TASK INPUT: Begin

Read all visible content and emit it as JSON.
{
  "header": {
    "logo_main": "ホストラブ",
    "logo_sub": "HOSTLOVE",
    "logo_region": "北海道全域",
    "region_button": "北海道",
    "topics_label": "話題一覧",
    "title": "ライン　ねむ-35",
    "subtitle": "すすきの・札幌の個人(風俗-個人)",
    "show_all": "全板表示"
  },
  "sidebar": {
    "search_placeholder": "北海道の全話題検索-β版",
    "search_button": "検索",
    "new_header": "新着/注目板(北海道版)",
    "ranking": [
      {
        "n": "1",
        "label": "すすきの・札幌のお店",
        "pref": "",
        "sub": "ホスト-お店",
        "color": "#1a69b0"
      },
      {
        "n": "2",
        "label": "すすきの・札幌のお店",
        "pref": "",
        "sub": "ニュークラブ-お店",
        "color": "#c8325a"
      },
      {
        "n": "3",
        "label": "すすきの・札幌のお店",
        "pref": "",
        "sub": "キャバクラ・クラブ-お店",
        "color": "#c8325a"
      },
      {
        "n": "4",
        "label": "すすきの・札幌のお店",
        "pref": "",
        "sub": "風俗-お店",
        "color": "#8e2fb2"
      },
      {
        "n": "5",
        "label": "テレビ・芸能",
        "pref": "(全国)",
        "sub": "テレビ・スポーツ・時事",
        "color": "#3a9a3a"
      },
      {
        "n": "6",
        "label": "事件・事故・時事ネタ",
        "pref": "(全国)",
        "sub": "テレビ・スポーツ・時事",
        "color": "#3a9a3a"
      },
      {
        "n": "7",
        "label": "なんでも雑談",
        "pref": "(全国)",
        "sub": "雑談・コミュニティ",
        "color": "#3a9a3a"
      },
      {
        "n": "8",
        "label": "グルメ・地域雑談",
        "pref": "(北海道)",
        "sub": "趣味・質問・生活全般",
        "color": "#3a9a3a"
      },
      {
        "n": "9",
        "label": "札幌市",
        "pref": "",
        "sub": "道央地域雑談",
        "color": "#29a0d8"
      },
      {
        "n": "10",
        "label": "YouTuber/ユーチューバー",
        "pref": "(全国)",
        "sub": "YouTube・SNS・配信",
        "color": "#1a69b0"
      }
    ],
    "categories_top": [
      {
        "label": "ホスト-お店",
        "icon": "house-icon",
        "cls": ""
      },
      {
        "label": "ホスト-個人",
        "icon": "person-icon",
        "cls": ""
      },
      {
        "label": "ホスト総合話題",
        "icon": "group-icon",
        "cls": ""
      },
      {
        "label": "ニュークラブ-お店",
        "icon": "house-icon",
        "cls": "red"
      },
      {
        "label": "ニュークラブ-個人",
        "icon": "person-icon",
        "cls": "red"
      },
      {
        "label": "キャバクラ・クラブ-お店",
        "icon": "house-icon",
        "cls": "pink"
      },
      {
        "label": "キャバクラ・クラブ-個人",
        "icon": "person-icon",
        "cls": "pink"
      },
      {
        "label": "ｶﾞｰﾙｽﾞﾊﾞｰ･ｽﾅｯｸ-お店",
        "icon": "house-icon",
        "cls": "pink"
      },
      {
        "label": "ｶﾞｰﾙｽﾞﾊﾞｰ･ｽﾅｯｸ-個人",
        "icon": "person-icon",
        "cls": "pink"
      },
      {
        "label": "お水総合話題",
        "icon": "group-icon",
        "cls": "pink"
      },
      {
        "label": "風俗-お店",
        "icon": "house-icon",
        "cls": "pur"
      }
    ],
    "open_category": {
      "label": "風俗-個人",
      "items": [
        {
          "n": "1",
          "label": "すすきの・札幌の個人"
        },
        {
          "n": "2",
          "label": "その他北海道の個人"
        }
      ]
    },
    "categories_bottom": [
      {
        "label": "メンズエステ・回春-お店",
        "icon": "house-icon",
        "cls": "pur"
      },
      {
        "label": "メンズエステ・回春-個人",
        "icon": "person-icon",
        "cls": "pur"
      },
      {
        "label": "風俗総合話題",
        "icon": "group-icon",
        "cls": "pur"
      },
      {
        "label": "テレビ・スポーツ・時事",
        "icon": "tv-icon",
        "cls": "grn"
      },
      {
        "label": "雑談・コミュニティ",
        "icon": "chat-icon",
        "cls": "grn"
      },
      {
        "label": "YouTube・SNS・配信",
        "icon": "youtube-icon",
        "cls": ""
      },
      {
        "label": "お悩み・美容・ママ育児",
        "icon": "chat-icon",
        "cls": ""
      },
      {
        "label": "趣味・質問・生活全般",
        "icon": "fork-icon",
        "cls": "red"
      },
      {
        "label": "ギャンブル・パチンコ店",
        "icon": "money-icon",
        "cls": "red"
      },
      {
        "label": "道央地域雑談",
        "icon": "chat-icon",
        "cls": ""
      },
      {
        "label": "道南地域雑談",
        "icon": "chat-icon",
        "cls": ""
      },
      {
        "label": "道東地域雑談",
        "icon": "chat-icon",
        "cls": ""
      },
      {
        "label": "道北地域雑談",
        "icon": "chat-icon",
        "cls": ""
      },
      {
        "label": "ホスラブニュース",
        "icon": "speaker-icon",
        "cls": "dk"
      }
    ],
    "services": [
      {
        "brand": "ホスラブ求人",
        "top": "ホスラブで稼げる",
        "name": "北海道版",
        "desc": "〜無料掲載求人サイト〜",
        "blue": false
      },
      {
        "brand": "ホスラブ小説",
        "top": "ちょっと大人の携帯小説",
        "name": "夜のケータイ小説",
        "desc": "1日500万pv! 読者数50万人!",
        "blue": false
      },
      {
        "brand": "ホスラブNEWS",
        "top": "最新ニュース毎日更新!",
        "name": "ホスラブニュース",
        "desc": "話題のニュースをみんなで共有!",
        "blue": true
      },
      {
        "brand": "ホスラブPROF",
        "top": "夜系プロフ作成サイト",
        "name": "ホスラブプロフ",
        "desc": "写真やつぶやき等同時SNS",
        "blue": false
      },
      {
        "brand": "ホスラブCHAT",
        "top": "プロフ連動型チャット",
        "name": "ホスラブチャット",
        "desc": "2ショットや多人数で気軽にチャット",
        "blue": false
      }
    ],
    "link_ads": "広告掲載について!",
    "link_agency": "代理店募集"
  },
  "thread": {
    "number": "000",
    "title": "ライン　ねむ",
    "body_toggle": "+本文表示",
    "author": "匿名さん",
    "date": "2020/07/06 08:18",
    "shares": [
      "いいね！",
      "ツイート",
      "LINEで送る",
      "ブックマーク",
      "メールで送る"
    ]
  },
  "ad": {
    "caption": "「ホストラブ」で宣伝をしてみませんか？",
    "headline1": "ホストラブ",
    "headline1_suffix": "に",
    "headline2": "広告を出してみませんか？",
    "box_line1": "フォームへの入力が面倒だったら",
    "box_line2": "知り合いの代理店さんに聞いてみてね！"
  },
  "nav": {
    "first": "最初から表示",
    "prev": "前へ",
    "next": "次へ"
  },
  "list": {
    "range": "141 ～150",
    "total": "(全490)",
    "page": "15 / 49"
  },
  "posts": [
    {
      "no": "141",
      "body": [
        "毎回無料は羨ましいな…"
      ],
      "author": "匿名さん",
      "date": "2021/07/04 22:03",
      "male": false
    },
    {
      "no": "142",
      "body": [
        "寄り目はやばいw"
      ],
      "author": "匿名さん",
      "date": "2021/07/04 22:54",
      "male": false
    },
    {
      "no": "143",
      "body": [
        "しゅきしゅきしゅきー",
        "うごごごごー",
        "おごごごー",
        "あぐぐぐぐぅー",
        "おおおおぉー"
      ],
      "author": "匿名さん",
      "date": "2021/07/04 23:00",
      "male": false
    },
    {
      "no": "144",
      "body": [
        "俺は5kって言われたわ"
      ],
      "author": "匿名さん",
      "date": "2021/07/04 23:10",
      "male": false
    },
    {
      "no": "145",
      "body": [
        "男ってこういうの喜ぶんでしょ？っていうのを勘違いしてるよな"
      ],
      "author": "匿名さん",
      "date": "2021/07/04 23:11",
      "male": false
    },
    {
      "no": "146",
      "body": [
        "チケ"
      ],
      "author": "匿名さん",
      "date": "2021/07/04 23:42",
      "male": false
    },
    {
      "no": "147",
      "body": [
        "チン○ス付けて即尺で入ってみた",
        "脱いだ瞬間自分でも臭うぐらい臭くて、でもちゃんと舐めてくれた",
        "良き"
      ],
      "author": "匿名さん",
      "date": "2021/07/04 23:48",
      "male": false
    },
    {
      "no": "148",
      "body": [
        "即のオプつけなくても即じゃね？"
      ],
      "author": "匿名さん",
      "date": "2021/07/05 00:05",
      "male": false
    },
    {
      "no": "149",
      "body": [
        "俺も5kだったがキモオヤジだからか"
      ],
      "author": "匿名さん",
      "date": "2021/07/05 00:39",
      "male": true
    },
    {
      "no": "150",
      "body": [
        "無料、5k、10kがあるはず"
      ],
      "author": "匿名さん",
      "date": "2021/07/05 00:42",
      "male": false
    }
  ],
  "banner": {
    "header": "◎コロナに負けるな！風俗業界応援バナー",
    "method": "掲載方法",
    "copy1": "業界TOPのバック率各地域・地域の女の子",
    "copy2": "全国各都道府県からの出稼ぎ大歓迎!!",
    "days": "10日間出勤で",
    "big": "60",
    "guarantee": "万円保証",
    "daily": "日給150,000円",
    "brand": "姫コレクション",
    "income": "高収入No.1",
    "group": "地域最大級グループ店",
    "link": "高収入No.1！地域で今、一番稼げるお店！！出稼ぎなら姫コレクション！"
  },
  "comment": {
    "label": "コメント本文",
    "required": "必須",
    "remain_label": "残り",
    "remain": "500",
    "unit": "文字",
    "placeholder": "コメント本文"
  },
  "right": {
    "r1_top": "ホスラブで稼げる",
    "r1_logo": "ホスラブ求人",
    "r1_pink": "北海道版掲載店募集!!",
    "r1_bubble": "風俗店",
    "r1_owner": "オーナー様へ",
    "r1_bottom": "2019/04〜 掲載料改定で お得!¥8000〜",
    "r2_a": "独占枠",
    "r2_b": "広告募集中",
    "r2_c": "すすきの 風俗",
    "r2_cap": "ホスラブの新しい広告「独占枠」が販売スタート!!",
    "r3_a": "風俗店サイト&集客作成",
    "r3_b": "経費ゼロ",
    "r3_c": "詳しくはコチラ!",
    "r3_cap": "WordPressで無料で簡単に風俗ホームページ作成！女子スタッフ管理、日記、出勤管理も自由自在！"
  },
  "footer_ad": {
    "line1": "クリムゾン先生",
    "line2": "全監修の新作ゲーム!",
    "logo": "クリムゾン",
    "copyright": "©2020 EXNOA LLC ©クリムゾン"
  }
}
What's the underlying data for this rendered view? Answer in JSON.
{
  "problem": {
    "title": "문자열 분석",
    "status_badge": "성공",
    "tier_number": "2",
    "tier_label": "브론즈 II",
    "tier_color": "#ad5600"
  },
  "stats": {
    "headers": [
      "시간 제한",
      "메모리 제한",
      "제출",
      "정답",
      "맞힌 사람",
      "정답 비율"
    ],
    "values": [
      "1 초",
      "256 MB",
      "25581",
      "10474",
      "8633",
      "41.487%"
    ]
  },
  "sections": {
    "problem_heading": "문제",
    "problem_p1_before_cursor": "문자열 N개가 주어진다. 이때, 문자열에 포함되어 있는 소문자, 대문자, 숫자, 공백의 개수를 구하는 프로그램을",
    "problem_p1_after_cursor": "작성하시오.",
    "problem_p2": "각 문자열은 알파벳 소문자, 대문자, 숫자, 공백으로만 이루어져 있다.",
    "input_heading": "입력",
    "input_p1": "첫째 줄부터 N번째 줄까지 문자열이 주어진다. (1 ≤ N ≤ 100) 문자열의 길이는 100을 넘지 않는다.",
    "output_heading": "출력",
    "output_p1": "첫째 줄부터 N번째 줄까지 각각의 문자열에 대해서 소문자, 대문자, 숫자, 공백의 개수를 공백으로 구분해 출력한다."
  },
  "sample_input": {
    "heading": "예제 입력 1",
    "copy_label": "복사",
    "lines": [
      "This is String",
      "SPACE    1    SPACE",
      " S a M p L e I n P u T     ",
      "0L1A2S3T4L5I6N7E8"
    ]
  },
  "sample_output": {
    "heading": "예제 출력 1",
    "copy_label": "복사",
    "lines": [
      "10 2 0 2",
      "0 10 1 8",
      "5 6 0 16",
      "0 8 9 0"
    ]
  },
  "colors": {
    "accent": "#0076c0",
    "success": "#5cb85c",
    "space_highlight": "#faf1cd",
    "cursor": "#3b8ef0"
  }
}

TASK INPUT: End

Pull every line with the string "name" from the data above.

FINISHED EXERCISE:
        "name": "北海道版",
        "name": "夜のケータイ小説",
        "name": "ホスラブニュース",
        "name": "ホスラブプロフ",
        "name": "ホスラブチャット",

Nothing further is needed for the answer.